[Interface dataset entries]

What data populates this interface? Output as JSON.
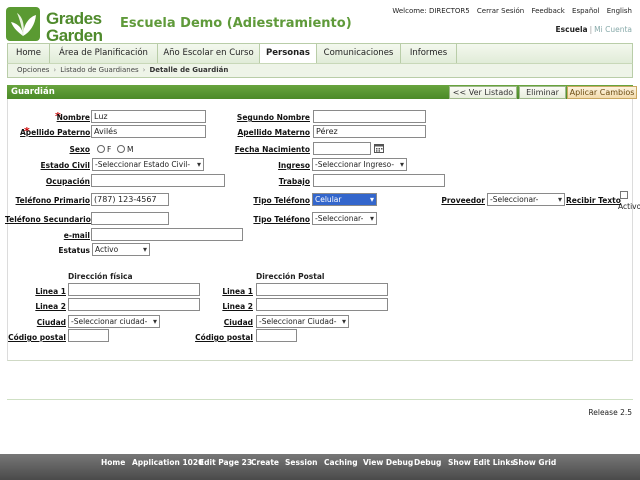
{
  "app": {
    "logo_line1": "Grades",
    "logo_line2": "Garden",
    "title": "Escuela Demo (Adiestramiento)"
  },
  "top_links": {
    "welcome": "Welcome: DIRECTOR5",
    "logout": "Cerrar Sesión",
    "feedback": "Feedback",
    "espanol": "Español",
    "english": "English"
  },
  "scope": {
    "active": "Escuela",
    "separator": "|",
    "other": "Mi Cuenta"
  },
  "tabs": [
    {
      "label": "Home"
    },
    {
      "label": "Área de Planificación"
    },
    {
      "label": "Año Escolar en Curso"
    },
    {
      "label": "Personas"
    },
    {
      "label": "Comunicaciones"
    },
    {
      "label": "Informes"
    }
  ],
  "breadcrumb": {
    "items": [
      "Opciones",
      "Listado de Guardianes"
    ],
    "current": "Detalle de Guardián"
  },
  "region": {
    "title": "Guardián",
    "btn_list": "<< Ver Listado",
    "btn_delete": "Eliminar",
    "btn_apply": "Aplicar Cambios"
  },
  "form": {
    "nombre_label": "Nombre",
    "nombre_value": "Luz",
    "segundo_nombre_label": "Segundo Nombre",
    "segundo_nombre_value": "",
    "apellido_paterno_label": "Apellido Paterno",
    "apellido_paterno_value": "Avilés",
    "apellido_materno_label": "Apellido Materno",
    "apellido_materno_value": "Pérez",
    "sexo_label": "Sexo",
    "sexo_f": "F",
    "sexo_m": "M",
    "fecha_nacimiento_label": "Fecha Nacimiento",
    "fecha_nacimiento_value": "",
    "estado_civil_label": "Estado Civil",
    "estado_civil_value": "-Seleccionar Estado Civil-",
    "ingreso_label": "Ingreso",
    "ingreso_value": "-Seleccionar Ingreso-",
    "ocupacion_label": "Ocupación",
    "ocupacion_value": "",
    "trabajo_label": "Trabajo",
    "trabajo_value": "",
    "telefono_primario_label": "Teléfono Primario",
    "telefono_primario_value": "(787) 123-4567",
    "tipo_telefono_label": "Tipo Teléfono",
    "tipo_telefono_value": "Celular",
    "proveedor_label": "Proveedor",
    "proveedor_value": "-Seleccionar-",
    "recibir_texto_label": "Recibir Texto",
    "activo_label": "Activo",
    "telefono_secundario_label": "Teléfono Secundario",
    "telefono_secundario_value": "",
    "tipo_telefono2_label": "Tipo Teléfono",
    "tipo_telefono2_value": "-Seleccionar-",
    "email_label": "e-mail",
    "email_value": "",
    "estatus_label": "Estatus",
    "estatus_value": "Activo"
  },
  "address": {
    "fisica_title": "Dirección física",
    "postal_title": "Dirección Postal",
    "linea1_label": "Linea 1",
    "linea2_label": "Linea 2",
    "ciudad_label": "Ciudad",
    "codigo_postal_label": "Código postal",
    "fisica_ciudad_value": "-Seleccionar ciudad-",
    "postal_ciudad_value": "-Seleccionar Ciudad-"
  },
  "footer": {
    "release": "Release 2.5"
  },
  "devbar": {
    "items": [
      "Home",
      "Application 1020",
      "Edit Page 23",
      "Create",
      "Session",
      "Caching",
      "View Debug",
      "Debug",
      "Show Edit Links",
      "Show Grid"
    ]
  },
  "colors": {
    "brand_green": "#4f8a2c",
    "region_header": "#5a9a32",
    "select_focus": "#3366cc",
    "required": "#cc0000"
  }
}
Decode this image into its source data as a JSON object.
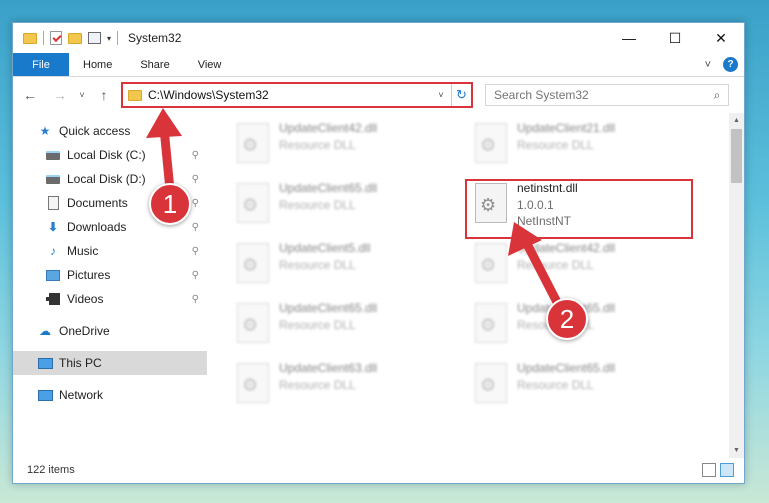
{
  "window": {
    "title": "System32",
    "controls": {
      "minimize": "—",
      "maximize": "☐",
      "close": "✕"
    }
  },
  "ribbon": {
    "tabs": [
      "File",
      "Home",
      "Share",
      "View"
    ],
    "expand": "˅",
    "help": "?"
  },
  "nav": {
    "back": "←",
    "forward": "→",
    "recent": "˅",
    "up": "↑",
    "address": "C:\\Windows\\System32",
    "address_caret": "˅",
    "refresh": "↻",
    "search_placeholder": "Search System32",
    "search_glyph": "⌕"
  },
  "sidebar": {
    "quick_access": "Quick access",
    "pinned": [
      {
        "label": "Local Disk (C:)",
        "icon": "disk-icon"
      },
      {
        "label": "Local Disk (D:)",
        "icon": "disk-icon"
      },
      {
        "label": "Documents",
        "icon": "documents-icon"
      },
      {
        "label": "Downloads",
        "icon": "downloads-icon"
      },
      {
        "label": "Music",
        "icon": "music-icon"
      },
      {
        "label": "Pictures",
        "icon": "pictures-icon"
      },
      {
        "label": "Videos",
        "icon": "videos-icon"
      }
    ],
    "pin_glyph": "⚲",
    "onedrive": "OneDrive",
    "this_pc": "This PC",
    "network": "Network"
  },
  "files": [
    {
      "name": "UpdateClient42.dll",
      "sub": "Resource DLL",
      "blurred": true
    },
    {
      "name": "UpdateClient21.dll",
      "sub": "Resource DLL",
      "blurred": true
    },
    {
      "name": "UpdateClient65.dll",
      "sub": "Resource DLL",
      "blurred": true
    },
    {
      "name": "netinstnt.dll",
      "version": "1.0.0.1",
      "sub": "NetInstNT",
      "blurred": false
    },
    {
      "name": "UpdateClient5.dll",
      "sub": "Resource DLL",
      "blurred": true
    },
    {
      "name": "UpdateClient42.dll",
      "sub": "Resource DLL",
      "blurred": true
    },
    {
      "name": "UpdateClient65.dll",
      "sub": "Resource DLL",
      "blurred": true
    },
    {
      "name": "UpdateClient65.dll",
      "sub": "Resource DLL",
      "blurred": true
    },
    {
      "name": "UpdateClient63.dll",
      "sub": "Resource DLL",
      "blurred": true
    },
    {
      "name": "UpdateClient65.dll",
      "sub": "Resource DLL",
      "blurred": true
    }
  ],
  "status": {
    "items": "122 items"
  },
  "annotations": {
    "step1": "1",
    "step2": "2",
    "color": "#d9343a"
  }
}
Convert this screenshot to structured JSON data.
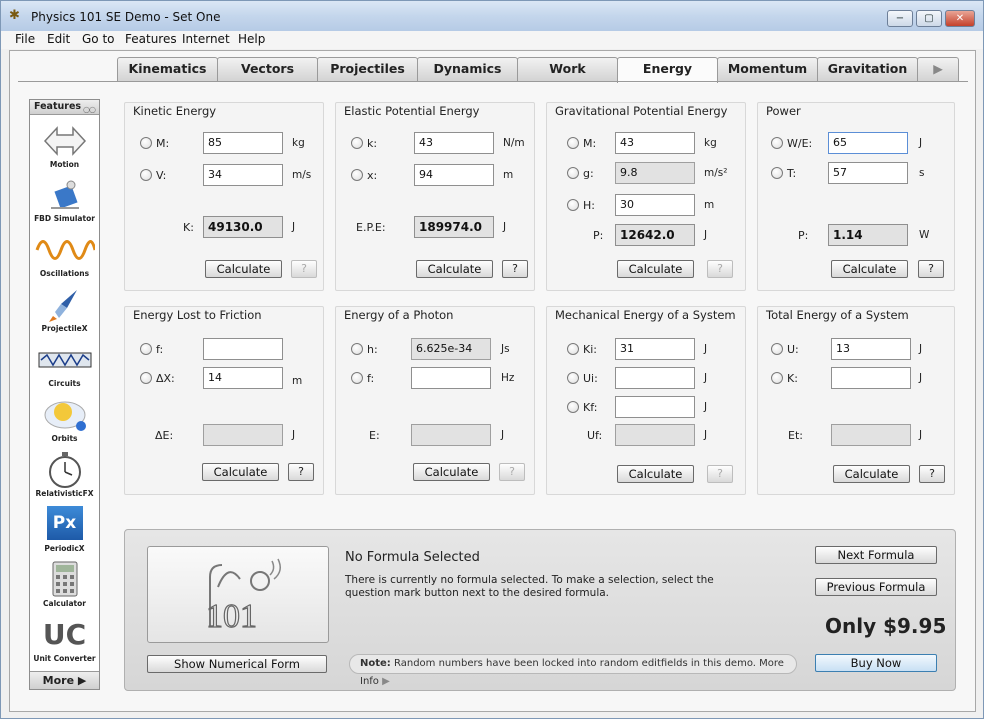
{
  "window": {
    "title": "Physics 101 SE Demo - Set One",
    "minimize": "−",
    "maximize": "▢",
    "close": "✕"
  },
  "menu": [
    "File",
    "Edit",
    "Go to",
    "Features",
    "Internet",
    "Help"
  ],
  "tabs": [
    "Kinematics",
    "Vectors",
    "Projectiles",
    "Dynamics",
    "Work",
    "Energy",
    "Momentum",
    "Gravitation"
  ],
  "tab_next": "▶",
  "active_tab": "Energy",
  "sidebar": {
    "header": "Features",
    "header_dots": "○○",
    "items": [
      "Motion",
      "FBD Simulator",
      "Oscillations",
      "ProjectileX",
      "Circuits",
      "Orbits",
      "RelativisticFX",
      "PeriodicX",
      "Calculator",
      "Unit Converter"
    ],
    "periodic_icon": "Px",
    "uc_icon": "UC",
    "more": "More ▶"
  },
  "panels": {
    "ke": {
      "title": "Kinetic Energy",
      "m_label": "M:",
      "m_value": "85",
      "m_unit": "kg",
      "v_label": "V:",
      "v_value": "34",
      "v_unit": "m/s",
      "res_label": "K:",
      "res_value": "49130.0",
      "res_unit": "J"
    },
    "epe": {
      "title": "Elastic Potential Energy",
      "k_label": "k:",
      "k_value": "43",
      "k_unit": "N/m",
      "x_label": "x:",
      "x_value": "94",
      "x_unit": "m",
      "res_label": "E.P.E:",
      "res_value": "189974.0",
      "res_unit": "J"
    },
    "gpe": {
      "title": "Gravitational Potential Energy",
      "m_label": "M:",
      "m_value": "43",
      "m_unit": "kg",
      "g_label": "g:",
      "g_value": "9.8",
      "g_unit": "m/s²",
      "h_label": "H:",
      "h_value": "30",
      "h_unit": "m",
      "res_label": "P:",
      "res_value": "12642.0",
      "res_unit": "J"
    },
    "power": {
      "title": "Power",
      "w_label": "W/E:",
      "w_value": "65",
      "w_unit": "J",
      "t_label": "T:",
      "t_value": "57",
      "t_unit": "s",
      "res_label": "P:",
      "res_value": "1.14",
      "res_unit": "W"
    },
    "friction": {
      "title": "Energy Lost to Friction",
      "f_label": "f:",
      "f_value": "",
      "f_unit": "",
      "x_label": "ΔX:",
      "x_value": "14",
      "x_unit": "m",
      "res_label": "ΔE:",
      "res_value": "",
      "res_unit": "J"
    },
    "photon": {
      "title": "Energy of a Photon",
      "h_label": "h:",
      "h_value": "6.625e-34",
      "h_unit": "Js",
      "f_label": "f:",
      "f_value": "",
      "f_unit": "Hz",
      "res_label": "E:",
      "res_value": "",
      "res_unit": "J"
    },
    "mech": {
      "title": "Mechanical Energy of a System",
      "ki_label": "Ki:",
      "ki_value": "31",
      "ki_unit": "J",
      "ui_label": "Ui:",
      "ui_value": "",
      "ui_unit": "J",
      "kf_label": "Kf:",
      "kf_value": "",
      "kf_unit": "J",
      "res_label": "Uf:",
      "res_value": "",
      "res_unit": "J"
    },
    "total": {
      "title": "Total Energy of a System",
      "u_label": "U:",
      "u_value": "13",
      "u_unit": "J",
      "k_label": "K:",
      "k_value": "",
      "k_unit": "J",
      "res_label": "Et:",
      "res_value": "",
      "res_unit": "J"
    }
  },
  "calculate": "Calculate",
  "help": "?",
  "bottom": {
    "formula_title": "No Formula Selected",
    "formula_desc": "There is currently no formula selected. To make a selection, select the question mark button next to the desired formula.",
    "show_numerical": "Show Numerical Form",
    "next_formula": "Next Formula",
    "prev_formula": "Previous Formula",
    "price": "Only $9.95",
    "buy_now": "Buy Now",
    "note_label": "Note:",
    "note_text": "Random numbers have been locked into random editfields in this demo. More Info",
    "note_arrow": "▶"
  }
}
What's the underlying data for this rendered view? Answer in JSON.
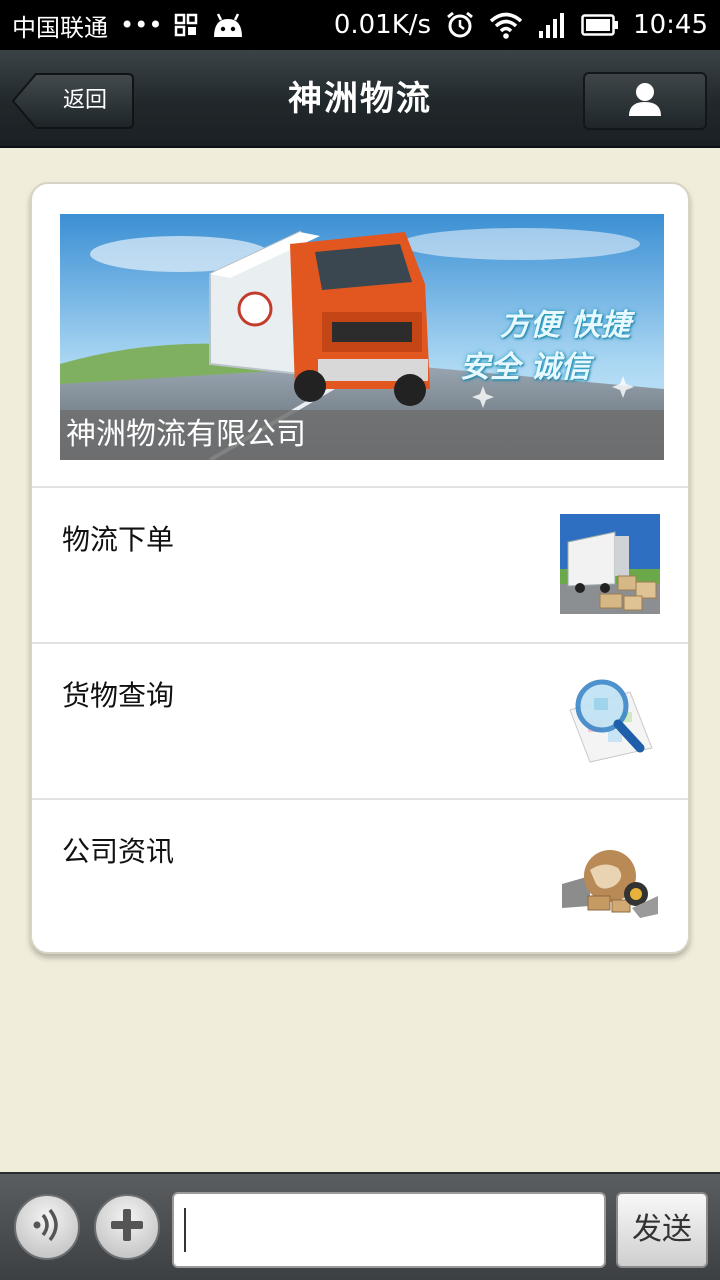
{
  "status_bar": {
    "carrier": "中国联通",
    "dots": "•••",
    "speed": "0.01K/s",
    "time": "10:45"
  },
  "header": {
    "title": "神洲物流",
    "back_label": "返回",
    "profile_icon": "person-icon"
  },
  "banner": {
    "slogan_line1": "方便 快捷",
    "slogan_line2": "安全 诚信",
    "caption": "神洲物流有限公司"
  },
  "menu": {
    "items": [
      {
        "label": "物流下单",
        "icon": "truck-boxes-thumbnail"
      },
      {
        "label": "货物查询",
        "icon": "magnifier-map-thumbnail"
      },
      {
        "label": "公司资讯",
        "icon": "globe-logistics-thumbnail"
      }
    ]
  },
  "input_bar": {
    "voice_icon": "voice-icon",
    "plus_icon": "plus-icon",
    "input_value": "",
    "send_label": "发送"
  },
  "colors": {
    "background": "#f1eddb",
    "titlebar": "#21282b",
    "card": "#ffffff",
    "bottombar": "#4a4e51"
  }
}
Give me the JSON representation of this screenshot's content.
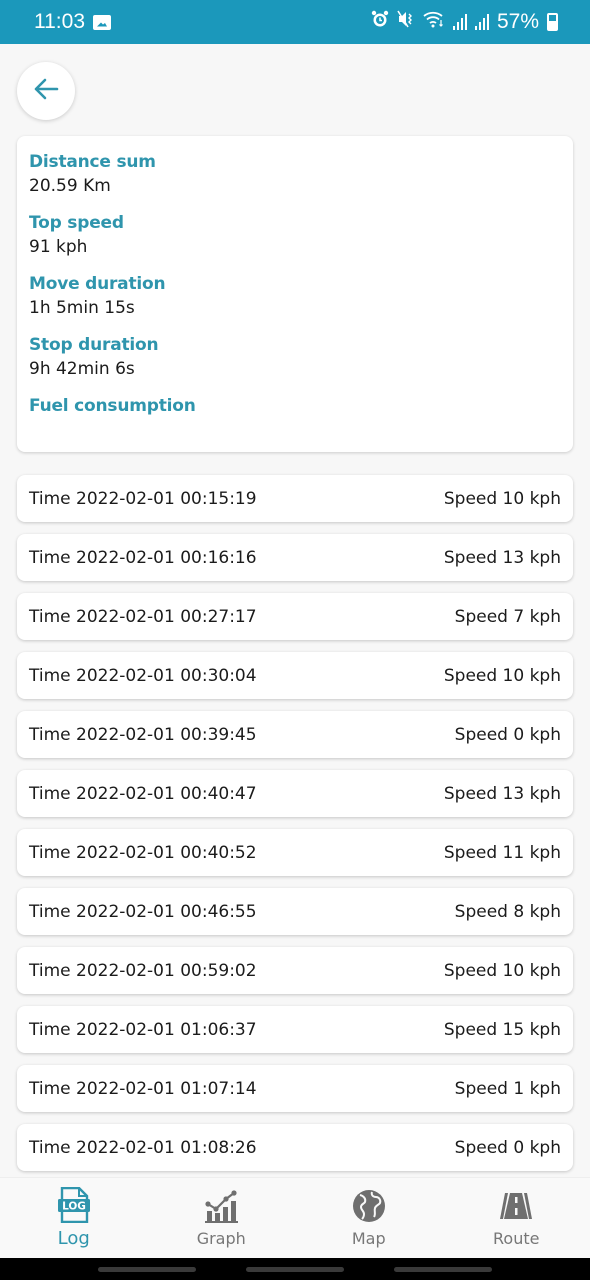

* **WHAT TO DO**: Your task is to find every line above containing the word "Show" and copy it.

* **RESPONSE TO THIS EXERCISE**:
      "Show Edit Links",
      "Show Grid"
    "show_numerical": "Show Numerical Form",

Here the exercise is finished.